Available data ->
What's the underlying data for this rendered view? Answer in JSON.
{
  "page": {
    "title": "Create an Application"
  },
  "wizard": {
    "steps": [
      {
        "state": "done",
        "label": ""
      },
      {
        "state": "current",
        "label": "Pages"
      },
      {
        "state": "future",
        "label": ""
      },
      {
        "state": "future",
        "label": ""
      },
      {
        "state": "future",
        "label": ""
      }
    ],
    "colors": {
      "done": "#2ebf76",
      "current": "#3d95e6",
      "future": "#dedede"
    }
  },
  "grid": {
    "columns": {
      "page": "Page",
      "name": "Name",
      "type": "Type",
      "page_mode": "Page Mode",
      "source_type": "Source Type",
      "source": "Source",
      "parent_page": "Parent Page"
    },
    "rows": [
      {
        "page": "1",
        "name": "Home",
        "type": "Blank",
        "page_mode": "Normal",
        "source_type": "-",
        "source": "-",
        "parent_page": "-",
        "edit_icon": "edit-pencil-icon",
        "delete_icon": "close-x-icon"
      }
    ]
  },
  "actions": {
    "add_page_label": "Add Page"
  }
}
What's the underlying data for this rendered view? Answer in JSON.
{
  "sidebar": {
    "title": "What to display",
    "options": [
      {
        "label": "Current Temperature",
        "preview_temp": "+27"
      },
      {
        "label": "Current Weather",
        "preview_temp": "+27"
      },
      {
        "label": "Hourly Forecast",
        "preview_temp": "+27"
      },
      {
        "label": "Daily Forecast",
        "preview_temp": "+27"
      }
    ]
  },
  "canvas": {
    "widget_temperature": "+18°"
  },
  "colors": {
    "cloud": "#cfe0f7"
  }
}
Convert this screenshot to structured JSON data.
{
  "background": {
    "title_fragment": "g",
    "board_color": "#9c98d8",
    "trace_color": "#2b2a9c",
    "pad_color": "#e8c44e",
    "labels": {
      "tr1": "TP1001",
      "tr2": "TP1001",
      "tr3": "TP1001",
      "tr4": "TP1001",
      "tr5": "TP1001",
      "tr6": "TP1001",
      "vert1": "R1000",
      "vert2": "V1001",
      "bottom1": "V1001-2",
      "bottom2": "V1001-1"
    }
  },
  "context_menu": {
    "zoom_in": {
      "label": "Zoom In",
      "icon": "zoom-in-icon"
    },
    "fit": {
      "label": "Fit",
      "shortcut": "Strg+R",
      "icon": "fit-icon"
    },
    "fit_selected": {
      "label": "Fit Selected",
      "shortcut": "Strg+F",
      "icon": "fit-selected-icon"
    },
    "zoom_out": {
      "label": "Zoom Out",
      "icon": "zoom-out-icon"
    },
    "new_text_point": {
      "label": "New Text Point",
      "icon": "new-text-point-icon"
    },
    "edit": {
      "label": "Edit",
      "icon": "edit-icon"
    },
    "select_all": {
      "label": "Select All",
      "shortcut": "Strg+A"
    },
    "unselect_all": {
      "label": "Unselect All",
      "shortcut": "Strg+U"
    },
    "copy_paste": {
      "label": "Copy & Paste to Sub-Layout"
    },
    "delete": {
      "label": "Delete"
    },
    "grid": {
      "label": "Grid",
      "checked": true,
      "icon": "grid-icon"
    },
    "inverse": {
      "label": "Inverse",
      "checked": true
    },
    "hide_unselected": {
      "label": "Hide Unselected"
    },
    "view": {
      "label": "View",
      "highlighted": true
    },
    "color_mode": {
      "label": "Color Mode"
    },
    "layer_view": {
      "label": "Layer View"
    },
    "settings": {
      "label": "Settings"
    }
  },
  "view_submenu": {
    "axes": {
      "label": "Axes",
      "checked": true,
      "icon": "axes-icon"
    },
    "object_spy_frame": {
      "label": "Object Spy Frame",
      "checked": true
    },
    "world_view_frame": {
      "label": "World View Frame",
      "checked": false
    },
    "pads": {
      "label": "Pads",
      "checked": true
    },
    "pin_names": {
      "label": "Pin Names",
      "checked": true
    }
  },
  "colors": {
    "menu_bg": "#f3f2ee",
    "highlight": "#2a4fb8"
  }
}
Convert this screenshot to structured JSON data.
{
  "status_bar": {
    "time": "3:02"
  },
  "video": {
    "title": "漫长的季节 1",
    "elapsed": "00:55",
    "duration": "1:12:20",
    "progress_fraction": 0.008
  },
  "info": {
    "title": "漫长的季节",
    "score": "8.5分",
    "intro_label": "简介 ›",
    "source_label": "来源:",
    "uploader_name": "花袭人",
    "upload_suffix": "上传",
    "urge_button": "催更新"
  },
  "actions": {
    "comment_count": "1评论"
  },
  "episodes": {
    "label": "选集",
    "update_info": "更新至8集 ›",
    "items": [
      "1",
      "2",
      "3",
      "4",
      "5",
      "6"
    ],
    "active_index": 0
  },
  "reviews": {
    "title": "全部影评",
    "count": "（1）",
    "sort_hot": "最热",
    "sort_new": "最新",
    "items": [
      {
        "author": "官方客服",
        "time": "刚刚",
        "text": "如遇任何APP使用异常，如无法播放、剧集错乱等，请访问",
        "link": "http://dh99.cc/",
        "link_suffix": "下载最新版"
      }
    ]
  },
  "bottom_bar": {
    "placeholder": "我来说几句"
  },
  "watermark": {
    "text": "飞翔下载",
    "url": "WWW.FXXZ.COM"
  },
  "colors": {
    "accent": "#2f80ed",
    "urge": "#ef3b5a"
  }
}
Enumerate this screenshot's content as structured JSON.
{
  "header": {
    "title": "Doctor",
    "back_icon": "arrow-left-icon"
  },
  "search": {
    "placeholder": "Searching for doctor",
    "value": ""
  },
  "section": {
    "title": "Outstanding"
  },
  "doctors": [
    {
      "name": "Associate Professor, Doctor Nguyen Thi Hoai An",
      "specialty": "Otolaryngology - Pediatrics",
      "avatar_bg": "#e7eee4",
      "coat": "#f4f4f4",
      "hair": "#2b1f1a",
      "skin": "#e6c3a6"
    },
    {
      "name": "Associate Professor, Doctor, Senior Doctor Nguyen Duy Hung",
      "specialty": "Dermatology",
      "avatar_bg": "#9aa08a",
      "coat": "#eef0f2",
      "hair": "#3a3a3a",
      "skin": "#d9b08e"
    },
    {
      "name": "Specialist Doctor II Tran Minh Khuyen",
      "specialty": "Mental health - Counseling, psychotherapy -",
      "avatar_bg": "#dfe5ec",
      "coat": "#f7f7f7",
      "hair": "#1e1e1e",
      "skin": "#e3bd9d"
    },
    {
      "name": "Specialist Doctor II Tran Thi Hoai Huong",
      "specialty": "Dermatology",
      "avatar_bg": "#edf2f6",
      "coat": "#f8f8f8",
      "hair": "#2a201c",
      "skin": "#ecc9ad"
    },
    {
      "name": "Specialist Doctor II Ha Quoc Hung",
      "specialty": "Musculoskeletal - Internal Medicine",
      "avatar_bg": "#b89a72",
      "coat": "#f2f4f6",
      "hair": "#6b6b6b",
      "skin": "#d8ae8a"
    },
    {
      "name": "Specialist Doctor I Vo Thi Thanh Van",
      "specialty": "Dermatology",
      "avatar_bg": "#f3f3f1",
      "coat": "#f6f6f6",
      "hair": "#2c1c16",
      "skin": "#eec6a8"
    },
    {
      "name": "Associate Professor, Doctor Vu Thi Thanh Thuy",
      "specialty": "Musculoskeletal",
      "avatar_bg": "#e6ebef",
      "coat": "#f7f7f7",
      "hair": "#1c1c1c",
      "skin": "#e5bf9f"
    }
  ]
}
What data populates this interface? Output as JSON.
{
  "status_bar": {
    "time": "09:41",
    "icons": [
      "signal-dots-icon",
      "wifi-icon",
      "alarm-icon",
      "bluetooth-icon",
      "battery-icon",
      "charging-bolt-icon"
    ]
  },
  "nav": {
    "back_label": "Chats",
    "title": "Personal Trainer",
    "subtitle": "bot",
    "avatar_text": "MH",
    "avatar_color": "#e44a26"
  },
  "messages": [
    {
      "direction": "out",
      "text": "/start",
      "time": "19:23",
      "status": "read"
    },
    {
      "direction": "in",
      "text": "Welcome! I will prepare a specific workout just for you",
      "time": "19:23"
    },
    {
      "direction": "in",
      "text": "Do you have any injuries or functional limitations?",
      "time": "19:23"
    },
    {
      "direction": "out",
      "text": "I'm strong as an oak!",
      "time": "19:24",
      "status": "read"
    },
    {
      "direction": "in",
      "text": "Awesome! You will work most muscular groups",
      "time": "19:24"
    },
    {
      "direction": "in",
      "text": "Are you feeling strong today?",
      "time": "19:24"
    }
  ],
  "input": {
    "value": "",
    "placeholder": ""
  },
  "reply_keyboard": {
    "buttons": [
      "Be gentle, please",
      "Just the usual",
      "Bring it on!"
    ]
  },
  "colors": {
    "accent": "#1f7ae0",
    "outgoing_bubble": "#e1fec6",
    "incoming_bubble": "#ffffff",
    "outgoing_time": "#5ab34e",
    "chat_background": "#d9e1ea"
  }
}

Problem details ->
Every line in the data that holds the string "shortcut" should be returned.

Written response ->
      "shortcut": "Strg+R",
      "shortcut": "Strg+F",
      "shortcut": "Strg+A"
      "shortcut": "Strg+U"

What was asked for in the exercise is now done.